You know, our political debate now is all about “I have a plan.” Yeah, everybody has a plan, but can you actually get it done and does it turn out the way you planned it, right? That’s the big question, and that’s where government usually gets into trouble. So, I want to make sure we learn from them. We have the regional coordination piece. We are the first state that has really been looking through that lens. I now literally want to go to California, Illinois, Massachusetts, sit with them, what was your plan, how did it work out, what did you learn, what can we incorporate.

How Many Legal Marijuana States Are There, Really? Radical Russ Shows Us

We like to keep count in the cannabis community.  We like to gather in groups and exchange the latest market statistics, popular opinion poll or ballot results.  One of the most basic statistics is legality, so you’d think we had a handle on that one.  Just how many “legal marijuana states” are there? As Bill Clinton would tell you, that’s a bit hard to say and depends on how you define “legal” and “marijuana” and, for that matter “state.”
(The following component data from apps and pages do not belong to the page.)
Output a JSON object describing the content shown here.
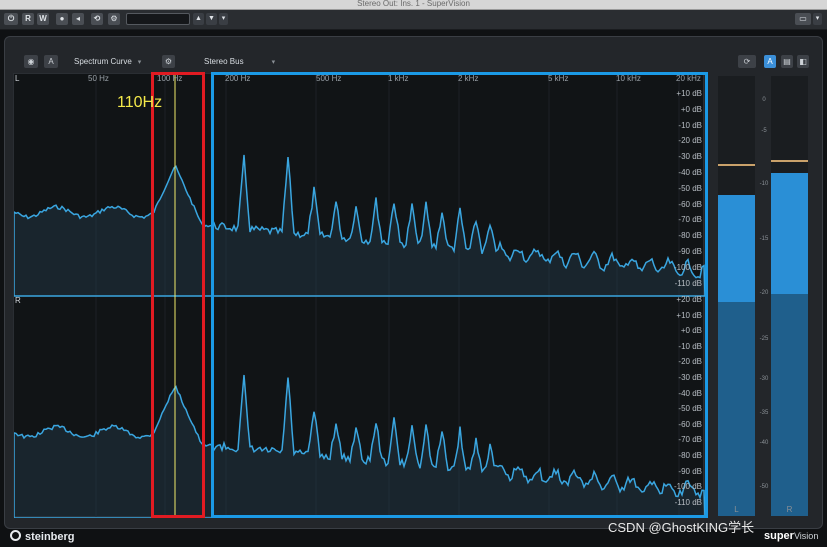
{
  "window": {
    "title": "Stereo Out: Ins. 1 - SuperVision"
  },
  "toolbar": {
    "power_icon": "power-icon",
    "read_label": "R",
    "write_label": "W"
  },
  "panel": {
    "mode_label": "A",
    "view_select": "Spectrum Curve",
    "bus_select": "Stereo Bus",
    "mode_a_label": "A"
  },
  "spectrum": {
    "channel_left": "L",
    "channel_right": "R",
    "freq_labels": [
      "50 Hz",
      "100 Hz",
      "200 Hz",
      "500 Hz",
      "1 kHz",
      "2 kHz",
      "5 kHz",
      "10 kHz",
      "20 kHz"
    ],
    "db_labels_left": [
      "+10 dB",
      "+0 dB",
      "-10 dB",
      "-20 dB",
      "-30 dB",
      "-40 dB",
      "-50 dB",
      "-60 dB",
      "-70 dB",
      "-80 dB",
      "-90 dB",
      "-100 dB",
      "-110 dB"
    ],
    "db_labels_right": [
      "+20 dB",
      "+10 dB",
      "+0 dB",
      "-10 dB",
      "-20 dB",
      "-30 dB",
      "-40 dB",
      "-50 dB",
      "-60 dB",
      "-70 dB",
      "-80 dB",
      "-90 dB",
      "-100 dB",
      "-110 dB"
    ],
    "annotation": "110Hz"
  },
  "meters": {
    "left_label": "L",
    "right_label": "R",
    "scale": [
      "0",
      "-5",
      "-10",
      "-15",
      "-20",
      "-25",
      "-30",
      "-35",
      "-40",
      "-50"
    ],
    "left_level": 0.27,
    "right_level": 0.22,
    "colors": {
      "fill": "#2a8fd6",
      "fill_dim": "#1f5f8c",
      "peak": "#c9a16a"
    }
  },
  "colors": {
    "curve": "#3aa6e0",
    "red_box": "#e11b22",
    "blue_box": "#1b9ae6",
    "annotation": "#f4e94a"
  },
  "footer": {
    "brand": "steinberg",
    "product": "super",
    "product_suffix": "Vision",
    "watermark": "CSDN @GhostKING学长"
  }
}
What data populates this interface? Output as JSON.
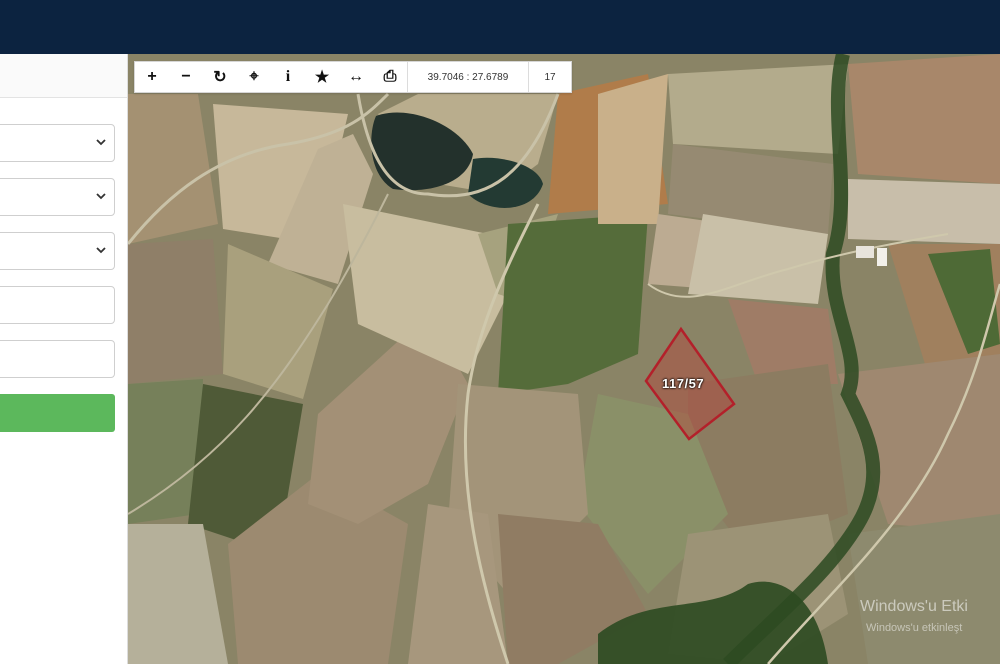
{
  "toolbar": {
    "buttons": [
      {
        "icon": "plus-icon",
        "glyph": "+"
      },
      {
        "icon": "minus-icon",
        "glyph": "−"
      },
      {
        "icon": "refresh-icon",
        "glyph": "↻"
      },
      {
        "icon": "crosshair-icon",
        "glyph": "⌖"
      },
      {
        "icon": "info-icon",
        "glyph": "i"
      },
      {
        "icon": "star-icon",
        "glyph": "★"
      },
      {
        "icon": "measure-icon",
        "glyph": "↔"
      },
      {
        "icon": "print-icon",
        "glyph": "⎙"
      }
    ],
    "coordinates": "39.7046 : 27.6789",
    "zoom": "17"
  },
  "map": {
    "parcel_label": "117/57",
    "parcel_color": "#b3202a"
  },
  "watermark": {
    "line1": "Windows'u Etki",
    "line2": "Windows'u etkinleşt"
  },
  "colors": {
    "topbar": "#0c2340",
    "accent_green": "#5cb85c"
  }
}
Popular activist and cannabis media personality “Radical” Russ Belville published a great infographic that illustrates just how fragmented our cannabis laws are. Interestingly enough, Radical Russ doesn’t classify Washington, with its hundreds of pot shops and close to 1,000 legal cannabis producers and processors as fully legal, because home grow is not legal in the Evergreen State.

 

Radical Russ' Infographic Tells The Tale

Radical Russ’ Infographic Tells The Tale

 

The 5 Next States To See Legal Marijuana

Unless you live in the South, recreational weed is coming to a state near you

1. California made history in 1996, when it became the first state to legalize medical marijuana; next November, it will vote to allow recreational weed, and polls indicate the amendment will likely pass. “Then we will have reached the tipping point,” says Angell, of the Marijuana Majority. “And with California having so many members in Congress, it will give a huge boost to our efforts to change federal law.”

2. Maine’s legislators may have rejected recreational marijuana this summer, but the state’s voters have taken measures into their own hands. A signature drive to put legalization on the 2016 ballot is underway, and in the past two years, voters in two of its biggest cities, Portland and South Portland, went ahead and passed referendums in favor of legislation.

3. Massachusetts opened its first medical dispensary this summer, and many believe the state will legalize weed by referendum in 2016. “Polls show voters are poised to pass full legalization next November,” says Angell.

Alaska Cannabis Club Plans To Open Medical Marijuana Dispensary On Legalization Day

ALASKA: Following an eviction from its clubhouse at the former Kodiak Bar in downtown Anchorage, the Alaska Cannabis Club is moving forward with plans to open a medical marijuana dispensary on Feb. 24, the day recreational marijuana becomes legalized in Alaska.

Come Feb. 24, “this is the place to get your weed,” said club owner Charlo Greene, whose legal name is Charlene Egbe. Greene gained notoriety after quitting her job as a reporter on-air and revealing herself as the owner of the cannabis club.

But regulators warned that the club’s business plans are dangerous.

The club moved back to its original location on Gambell Street in downtown Anchorage in mid-January, after being evicted from its clubhouse due to lack of insurance.